The process of discovering who you are as an artist and developing your own unique style is a challenging one. Over the course of your career your work is always evolving, but that first moment when it finally “clicks” can be especially elusive. As if it weren’t hard enough, the very sources you find for motivation and inspiration, can also discourage and lead you astray.
Early in my career, I had a very hard time overcoming the gap between the style of work I liked vs the style of work that came most natural to me. My entry point into design took place in the grunge era of the 90s. I was a fan of designers like Margo Chase, Rick Valicenti, Carlos Segura and Charles S. Anderson. The general trend of this period was rebellious and experimental, exploring the deconstruction of traditional clean grids and typography.
Next to this dark punk vibe, my work looked so cartoonish and playful. As I continued to hone my craft, I kept veering off into detours of exploring and imitating these trends. It took me some time before I eventually accepted and embraced my natural skill. This path of discovery taught me several lessons I’d like to dissect in this post.
1. The trap of imitation
Analyzing how other designers/illustrators solve problems can be very a fruitful learning process. There are plenty lessons to be gained including understanding tools and new techniques, methods to problem solving, mistakes to avoid, discovering fresh perspectives, etc. If you find yourself taking bits and pieces of the things you learn and incorporate them into your craft, this can be a healthy way of learning. But, if you’re not careful, it’s very easy to tip the scale into copying others, chasing trends and ignoring your own talents.
2. Comparing apples to oranges

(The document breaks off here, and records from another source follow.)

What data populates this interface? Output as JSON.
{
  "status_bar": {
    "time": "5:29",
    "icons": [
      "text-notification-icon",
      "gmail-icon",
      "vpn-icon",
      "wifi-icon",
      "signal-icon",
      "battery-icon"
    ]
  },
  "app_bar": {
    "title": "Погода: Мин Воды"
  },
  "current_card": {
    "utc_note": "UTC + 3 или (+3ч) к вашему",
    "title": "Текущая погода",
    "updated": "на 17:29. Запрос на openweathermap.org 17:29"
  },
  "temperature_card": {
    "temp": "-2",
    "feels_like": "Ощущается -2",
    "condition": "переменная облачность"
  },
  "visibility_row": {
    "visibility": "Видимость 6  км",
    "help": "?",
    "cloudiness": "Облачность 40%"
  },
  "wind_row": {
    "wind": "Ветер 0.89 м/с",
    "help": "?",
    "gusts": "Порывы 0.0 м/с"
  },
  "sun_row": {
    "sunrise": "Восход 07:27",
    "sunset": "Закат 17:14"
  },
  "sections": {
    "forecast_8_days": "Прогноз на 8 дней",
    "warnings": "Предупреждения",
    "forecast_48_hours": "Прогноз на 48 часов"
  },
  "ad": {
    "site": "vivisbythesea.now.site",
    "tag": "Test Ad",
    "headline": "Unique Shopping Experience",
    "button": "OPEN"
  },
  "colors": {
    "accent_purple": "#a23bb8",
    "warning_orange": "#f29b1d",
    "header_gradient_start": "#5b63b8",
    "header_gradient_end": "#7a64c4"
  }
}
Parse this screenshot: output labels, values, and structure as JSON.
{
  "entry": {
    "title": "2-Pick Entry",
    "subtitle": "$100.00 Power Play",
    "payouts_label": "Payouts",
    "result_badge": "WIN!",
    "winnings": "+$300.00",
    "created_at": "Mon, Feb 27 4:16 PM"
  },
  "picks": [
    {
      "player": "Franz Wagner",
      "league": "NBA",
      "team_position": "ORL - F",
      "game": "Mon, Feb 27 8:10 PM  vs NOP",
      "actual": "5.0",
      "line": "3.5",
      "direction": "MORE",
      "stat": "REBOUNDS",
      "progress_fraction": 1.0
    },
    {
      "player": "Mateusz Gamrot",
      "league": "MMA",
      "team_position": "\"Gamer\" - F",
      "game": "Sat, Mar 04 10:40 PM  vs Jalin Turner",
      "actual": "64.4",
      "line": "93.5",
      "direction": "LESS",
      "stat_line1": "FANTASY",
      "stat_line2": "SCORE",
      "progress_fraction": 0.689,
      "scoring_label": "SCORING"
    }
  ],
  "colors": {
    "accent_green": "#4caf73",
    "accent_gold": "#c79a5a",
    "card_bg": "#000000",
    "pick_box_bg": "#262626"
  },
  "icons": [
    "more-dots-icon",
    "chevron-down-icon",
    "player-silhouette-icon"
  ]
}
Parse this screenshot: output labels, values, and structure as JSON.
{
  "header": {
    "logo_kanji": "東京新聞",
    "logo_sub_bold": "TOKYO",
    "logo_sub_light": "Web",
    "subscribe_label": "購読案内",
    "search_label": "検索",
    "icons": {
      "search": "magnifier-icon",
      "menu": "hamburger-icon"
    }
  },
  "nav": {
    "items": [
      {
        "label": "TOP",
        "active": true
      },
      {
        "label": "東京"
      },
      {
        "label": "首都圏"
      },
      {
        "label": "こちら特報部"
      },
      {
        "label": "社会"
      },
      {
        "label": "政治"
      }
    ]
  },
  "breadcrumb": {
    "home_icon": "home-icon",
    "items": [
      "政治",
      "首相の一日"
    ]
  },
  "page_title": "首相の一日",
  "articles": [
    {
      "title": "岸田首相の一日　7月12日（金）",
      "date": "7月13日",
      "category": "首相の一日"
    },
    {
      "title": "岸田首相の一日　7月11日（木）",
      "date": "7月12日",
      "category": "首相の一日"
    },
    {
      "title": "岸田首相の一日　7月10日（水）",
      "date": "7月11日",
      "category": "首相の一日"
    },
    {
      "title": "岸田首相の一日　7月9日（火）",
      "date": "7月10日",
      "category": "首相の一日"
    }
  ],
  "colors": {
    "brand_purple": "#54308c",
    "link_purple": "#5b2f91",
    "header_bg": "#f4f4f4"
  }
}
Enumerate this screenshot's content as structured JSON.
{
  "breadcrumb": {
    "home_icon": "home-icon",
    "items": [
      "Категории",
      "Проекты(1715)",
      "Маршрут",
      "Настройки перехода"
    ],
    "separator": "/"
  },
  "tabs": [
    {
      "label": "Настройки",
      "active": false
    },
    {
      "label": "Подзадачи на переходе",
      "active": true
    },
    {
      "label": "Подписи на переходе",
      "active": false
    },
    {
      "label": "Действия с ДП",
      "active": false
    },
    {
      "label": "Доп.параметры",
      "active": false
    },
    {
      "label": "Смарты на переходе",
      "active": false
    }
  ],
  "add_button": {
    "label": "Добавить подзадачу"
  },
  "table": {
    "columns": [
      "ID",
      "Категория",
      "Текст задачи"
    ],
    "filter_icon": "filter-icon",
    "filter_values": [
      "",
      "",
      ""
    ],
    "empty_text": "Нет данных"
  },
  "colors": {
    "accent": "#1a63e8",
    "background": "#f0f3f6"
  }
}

When you’re first starting out, it’s incredibly easy to get discouraged comparing your work to other, very polished portfolios. Even a seasoned pro can fall prey to feeling like a hack looking at all the incredible talent out there. It’s a particularly difficult trap for the young designer who is still trying to discover their voice and whose skills are still maturing. It’s easy to forget that once upon a time, a designer whose work you admire had to start from somewhere. Before they could build those killer pieces, their early work began crude and unrefined compared to what you see today. Sharpening your skills and craft takes time, don’t be discouraged by those that have already invested that time.
3. Fighting against the grain
This lesson expands well beyond your craft, it can apply to many aspects of life. When you cut against the grain of who you are, you keep from realizing your full potential and increase the chances of underperforming. My worst project experiences were ones that asked me to be something I am not. I learned long ago it is better to decline those requests than to deliver a poor result. Instead, learn your own unique strengths and natural talents, and focus your efforts toward nurturing and developing those skills. Be the best you you can be. Work with the attributes that come most natural to you and you will blaze your own trail to success.
If you’re trying to find your “style”, this is the best advice I can give. Stop looking outward for the answers. Instead, search inward. Shut out all the noise of trend, the distractions of someone else’s cool portfolio, the advice to be something you’re not, and embrace what makes you uniquely you. Because nobody can be better at you, then you. Once you make that discovery, you’ll find that elusive moment when it finally “clicks”. And when it does, your development will accelerate and your skills will sharpen and refine.
Remember, this is your path. No one is going to make you get on it. There isn’t any reason to wait for the right project or the perfect client to begin this journey. All you need to do is grab your tools and make something.